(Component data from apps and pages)
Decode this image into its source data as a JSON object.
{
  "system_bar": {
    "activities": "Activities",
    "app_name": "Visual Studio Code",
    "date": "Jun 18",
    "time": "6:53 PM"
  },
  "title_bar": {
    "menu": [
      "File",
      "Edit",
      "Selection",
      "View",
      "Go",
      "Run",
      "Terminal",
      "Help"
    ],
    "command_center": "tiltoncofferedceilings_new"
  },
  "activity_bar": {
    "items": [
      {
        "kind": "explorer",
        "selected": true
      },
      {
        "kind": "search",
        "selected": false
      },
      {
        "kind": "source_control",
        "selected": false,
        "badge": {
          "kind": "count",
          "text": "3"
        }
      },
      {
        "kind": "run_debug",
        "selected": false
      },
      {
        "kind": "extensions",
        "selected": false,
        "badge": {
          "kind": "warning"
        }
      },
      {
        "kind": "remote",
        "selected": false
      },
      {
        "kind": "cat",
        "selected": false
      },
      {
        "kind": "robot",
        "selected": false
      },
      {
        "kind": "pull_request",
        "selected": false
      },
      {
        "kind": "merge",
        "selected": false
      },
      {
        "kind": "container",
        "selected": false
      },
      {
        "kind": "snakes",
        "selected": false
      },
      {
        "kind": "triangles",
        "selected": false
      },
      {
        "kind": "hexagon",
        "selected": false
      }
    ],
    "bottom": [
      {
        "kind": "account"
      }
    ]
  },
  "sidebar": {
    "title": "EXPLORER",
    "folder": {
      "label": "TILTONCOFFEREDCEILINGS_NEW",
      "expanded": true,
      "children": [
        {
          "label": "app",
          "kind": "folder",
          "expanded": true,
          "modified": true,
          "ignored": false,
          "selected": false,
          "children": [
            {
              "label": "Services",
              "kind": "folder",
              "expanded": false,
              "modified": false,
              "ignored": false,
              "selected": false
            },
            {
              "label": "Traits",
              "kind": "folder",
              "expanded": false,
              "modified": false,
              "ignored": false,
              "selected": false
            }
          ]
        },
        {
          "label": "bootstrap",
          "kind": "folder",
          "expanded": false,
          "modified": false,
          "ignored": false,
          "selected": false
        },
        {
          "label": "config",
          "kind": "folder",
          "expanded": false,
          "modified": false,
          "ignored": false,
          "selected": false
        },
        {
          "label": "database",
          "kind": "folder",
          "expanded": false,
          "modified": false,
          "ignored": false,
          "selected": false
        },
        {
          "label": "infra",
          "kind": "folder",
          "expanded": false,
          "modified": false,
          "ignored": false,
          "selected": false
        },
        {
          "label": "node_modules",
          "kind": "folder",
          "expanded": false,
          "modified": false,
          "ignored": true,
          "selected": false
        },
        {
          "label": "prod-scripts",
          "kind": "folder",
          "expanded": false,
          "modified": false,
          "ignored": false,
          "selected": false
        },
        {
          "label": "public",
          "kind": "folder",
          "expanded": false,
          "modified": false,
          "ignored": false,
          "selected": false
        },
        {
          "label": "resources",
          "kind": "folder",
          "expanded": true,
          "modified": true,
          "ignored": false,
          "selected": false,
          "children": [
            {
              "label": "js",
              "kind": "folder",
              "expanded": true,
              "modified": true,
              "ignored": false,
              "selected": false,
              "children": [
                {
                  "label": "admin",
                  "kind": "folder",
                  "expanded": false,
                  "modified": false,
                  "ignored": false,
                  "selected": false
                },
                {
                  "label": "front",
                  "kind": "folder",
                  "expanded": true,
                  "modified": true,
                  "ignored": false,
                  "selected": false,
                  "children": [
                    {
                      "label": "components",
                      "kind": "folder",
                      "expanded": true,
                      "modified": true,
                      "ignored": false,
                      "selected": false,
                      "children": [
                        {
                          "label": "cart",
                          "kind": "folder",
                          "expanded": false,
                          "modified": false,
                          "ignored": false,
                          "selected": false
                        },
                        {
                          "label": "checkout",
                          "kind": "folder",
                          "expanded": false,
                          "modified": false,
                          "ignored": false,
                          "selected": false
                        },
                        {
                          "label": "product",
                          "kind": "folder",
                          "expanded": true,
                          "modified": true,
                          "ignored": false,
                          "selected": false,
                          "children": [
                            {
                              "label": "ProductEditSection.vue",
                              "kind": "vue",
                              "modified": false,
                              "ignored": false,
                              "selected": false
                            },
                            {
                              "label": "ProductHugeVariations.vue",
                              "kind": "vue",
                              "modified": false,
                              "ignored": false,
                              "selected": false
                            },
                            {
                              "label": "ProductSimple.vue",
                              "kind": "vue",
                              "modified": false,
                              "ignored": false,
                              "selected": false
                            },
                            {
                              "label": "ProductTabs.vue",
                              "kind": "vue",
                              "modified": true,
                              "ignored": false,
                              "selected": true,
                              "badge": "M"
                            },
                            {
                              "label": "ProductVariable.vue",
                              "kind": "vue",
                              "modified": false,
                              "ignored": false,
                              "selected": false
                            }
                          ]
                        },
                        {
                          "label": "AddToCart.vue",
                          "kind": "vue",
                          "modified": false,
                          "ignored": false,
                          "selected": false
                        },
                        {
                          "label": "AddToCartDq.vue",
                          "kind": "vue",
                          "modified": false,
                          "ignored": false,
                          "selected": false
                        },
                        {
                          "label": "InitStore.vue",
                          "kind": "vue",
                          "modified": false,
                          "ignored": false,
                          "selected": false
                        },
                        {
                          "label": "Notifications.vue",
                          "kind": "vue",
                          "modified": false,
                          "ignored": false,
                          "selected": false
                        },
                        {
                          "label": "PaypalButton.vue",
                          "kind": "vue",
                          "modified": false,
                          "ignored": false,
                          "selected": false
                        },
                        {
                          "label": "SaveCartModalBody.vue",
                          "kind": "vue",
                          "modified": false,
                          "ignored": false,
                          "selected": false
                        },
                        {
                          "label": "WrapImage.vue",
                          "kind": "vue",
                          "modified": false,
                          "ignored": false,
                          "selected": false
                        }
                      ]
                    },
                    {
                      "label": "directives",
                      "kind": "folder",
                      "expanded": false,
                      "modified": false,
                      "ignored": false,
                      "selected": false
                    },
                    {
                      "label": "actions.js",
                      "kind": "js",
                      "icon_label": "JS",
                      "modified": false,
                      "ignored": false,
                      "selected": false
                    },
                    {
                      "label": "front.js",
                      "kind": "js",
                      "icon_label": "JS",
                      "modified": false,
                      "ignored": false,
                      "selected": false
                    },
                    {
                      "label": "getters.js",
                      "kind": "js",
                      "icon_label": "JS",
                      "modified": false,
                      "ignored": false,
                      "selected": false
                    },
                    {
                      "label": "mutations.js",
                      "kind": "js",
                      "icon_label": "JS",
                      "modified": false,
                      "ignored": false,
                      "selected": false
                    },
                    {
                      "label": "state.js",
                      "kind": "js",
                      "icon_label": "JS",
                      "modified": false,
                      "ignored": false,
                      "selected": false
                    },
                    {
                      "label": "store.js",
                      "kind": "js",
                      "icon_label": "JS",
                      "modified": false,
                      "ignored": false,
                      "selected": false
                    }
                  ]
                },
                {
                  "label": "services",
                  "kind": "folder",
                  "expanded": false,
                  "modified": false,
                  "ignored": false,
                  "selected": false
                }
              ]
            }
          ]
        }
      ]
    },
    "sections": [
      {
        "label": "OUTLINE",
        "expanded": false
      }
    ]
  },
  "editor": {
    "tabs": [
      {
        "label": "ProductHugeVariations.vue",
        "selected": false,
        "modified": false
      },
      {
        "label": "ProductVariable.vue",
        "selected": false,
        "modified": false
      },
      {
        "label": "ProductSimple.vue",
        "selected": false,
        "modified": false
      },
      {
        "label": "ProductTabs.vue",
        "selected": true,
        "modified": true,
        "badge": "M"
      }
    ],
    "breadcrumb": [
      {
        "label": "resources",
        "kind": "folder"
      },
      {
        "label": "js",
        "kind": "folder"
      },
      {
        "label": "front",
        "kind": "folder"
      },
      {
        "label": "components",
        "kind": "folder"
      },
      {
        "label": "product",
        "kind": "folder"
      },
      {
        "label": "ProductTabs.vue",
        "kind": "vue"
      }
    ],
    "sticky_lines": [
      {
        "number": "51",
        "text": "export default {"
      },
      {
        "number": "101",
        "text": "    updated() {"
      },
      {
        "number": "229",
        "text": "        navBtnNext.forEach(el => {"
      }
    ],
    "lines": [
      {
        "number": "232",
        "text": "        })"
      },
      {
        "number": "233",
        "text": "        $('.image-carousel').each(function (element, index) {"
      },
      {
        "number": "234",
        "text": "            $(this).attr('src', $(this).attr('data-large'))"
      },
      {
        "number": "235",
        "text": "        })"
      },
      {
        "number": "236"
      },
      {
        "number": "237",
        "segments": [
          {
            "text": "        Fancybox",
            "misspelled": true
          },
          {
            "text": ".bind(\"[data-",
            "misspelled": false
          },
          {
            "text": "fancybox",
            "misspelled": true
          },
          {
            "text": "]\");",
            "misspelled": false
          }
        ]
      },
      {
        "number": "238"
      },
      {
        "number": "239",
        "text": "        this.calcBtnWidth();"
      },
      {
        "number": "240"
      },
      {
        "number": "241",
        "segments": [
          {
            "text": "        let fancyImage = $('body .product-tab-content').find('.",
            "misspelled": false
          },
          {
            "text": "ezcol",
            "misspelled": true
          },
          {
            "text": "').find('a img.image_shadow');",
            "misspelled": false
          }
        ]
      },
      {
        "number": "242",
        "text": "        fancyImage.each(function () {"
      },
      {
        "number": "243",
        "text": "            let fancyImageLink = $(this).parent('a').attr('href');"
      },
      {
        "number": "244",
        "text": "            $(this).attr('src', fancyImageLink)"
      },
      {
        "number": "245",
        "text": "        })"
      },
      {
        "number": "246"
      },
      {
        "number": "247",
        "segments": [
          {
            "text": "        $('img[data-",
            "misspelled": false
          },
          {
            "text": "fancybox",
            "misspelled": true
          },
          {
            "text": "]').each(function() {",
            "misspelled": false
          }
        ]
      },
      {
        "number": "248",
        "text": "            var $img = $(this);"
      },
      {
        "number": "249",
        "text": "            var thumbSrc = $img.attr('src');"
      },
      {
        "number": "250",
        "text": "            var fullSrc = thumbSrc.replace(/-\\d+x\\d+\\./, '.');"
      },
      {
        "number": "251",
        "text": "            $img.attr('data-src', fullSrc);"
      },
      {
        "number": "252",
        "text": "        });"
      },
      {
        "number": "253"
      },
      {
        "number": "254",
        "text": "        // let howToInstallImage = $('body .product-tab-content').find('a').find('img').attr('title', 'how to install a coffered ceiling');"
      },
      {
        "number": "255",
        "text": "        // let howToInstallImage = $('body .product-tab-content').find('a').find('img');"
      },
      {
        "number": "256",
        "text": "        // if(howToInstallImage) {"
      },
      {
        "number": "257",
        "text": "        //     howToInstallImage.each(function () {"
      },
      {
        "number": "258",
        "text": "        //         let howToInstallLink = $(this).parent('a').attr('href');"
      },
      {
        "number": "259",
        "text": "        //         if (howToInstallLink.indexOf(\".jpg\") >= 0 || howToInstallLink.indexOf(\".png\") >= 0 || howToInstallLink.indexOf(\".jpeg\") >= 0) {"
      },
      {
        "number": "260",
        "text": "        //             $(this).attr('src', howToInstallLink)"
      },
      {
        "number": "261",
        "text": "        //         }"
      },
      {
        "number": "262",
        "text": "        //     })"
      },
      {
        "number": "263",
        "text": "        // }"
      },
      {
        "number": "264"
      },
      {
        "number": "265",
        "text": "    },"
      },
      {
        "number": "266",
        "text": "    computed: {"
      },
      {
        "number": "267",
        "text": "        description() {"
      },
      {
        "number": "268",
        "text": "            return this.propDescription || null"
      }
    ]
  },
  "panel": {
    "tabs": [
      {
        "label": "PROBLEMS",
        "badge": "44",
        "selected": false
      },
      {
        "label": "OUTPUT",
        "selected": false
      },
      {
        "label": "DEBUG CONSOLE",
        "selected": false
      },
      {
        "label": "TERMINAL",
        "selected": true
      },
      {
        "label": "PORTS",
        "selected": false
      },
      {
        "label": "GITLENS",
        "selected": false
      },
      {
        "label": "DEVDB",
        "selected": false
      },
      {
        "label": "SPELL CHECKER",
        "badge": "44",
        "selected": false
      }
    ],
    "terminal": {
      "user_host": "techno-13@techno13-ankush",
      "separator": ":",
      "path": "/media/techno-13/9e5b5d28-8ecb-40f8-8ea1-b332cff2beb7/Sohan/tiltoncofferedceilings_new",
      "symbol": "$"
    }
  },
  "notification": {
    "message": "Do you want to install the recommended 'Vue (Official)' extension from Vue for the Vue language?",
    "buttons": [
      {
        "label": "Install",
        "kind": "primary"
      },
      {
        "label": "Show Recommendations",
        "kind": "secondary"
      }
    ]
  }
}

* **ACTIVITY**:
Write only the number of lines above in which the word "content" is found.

* **TASK RESPONSE**:
3